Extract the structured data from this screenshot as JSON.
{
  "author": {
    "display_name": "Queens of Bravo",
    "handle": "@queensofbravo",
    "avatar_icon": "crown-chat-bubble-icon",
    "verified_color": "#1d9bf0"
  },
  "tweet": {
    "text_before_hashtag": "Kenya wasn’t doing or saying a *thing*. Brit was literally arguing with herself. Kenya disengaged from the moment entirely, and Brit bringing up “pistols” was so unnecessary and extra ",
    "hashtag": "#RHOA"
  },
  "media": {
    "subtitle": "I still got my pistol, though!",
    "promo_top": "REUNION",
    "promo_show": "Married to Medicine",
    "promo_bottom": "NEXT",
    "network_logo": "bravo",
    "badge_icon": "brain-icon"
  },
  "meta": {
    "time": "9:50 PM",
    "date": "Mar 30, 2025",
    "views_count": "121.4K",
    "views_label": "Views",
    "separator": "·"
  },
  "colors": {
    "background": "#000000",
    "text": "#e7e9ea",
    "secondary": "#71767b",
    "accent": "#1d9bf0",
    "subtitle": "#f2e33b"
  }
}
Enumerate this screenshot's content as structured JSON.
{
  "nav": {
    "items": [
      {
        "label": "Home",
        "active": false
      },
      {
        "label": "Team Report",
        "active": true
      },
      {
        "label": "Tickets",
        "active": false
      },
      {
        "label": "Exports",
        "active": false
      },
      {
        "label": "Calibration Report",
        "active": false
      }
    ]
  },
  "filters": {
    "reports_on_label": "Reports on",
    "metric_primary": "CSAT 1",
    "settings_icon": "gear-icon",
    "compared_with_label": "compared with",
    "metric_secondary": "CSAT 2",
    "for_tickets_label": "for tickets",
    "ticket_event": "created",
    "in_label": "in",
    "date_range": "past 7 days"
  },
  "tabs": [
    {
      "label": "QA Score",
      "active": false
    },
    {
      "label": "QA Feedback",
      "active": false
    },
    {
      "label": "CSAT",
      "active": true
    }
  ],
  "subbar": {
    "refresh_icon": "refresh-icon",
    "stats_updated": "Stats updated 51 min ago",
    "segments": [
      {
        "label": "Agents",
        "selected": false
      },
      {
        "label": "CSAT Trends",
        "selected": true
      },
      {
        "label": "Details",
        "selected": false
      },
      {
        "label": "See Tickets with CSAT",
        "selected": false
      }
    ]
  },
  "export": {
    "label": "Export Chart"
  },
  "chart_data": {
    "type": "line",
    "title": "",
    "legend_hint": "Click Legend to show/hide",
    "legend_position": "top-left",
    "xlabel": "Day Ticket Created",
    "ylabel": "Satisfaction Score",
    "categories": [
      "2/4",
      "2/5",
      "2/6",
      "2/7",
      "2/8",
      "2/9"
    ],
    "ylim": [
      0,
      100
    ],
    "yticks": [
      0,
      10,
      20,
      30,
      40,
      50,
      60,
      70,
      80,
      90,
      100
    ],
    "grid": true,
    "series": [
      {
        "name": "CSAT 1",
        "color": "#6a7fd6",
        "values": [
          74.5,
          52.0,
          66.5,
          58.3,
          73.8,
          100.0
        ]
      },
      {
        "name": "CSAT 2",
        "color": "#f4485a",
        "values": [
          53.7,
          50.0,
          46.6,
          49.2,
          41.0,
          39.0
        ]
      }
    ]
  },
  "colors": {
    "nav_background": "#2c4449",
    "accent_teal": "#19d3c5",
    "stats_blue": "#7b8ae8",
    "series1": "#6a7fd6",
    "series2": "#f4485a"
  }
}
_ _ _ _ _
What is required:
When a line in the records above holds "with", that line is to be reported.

Final answer:
    "text_before_hashtag": "Kenya wasn’t doing or saying a *thing*. Brit was literally arguing with herself. Kenya disengaged from the moment entirely, and Brit bringing up “pistols” was so unnecessary and extra ",
    "compared_with_label": "compared with",
        "label": "See Tickets with CSAT",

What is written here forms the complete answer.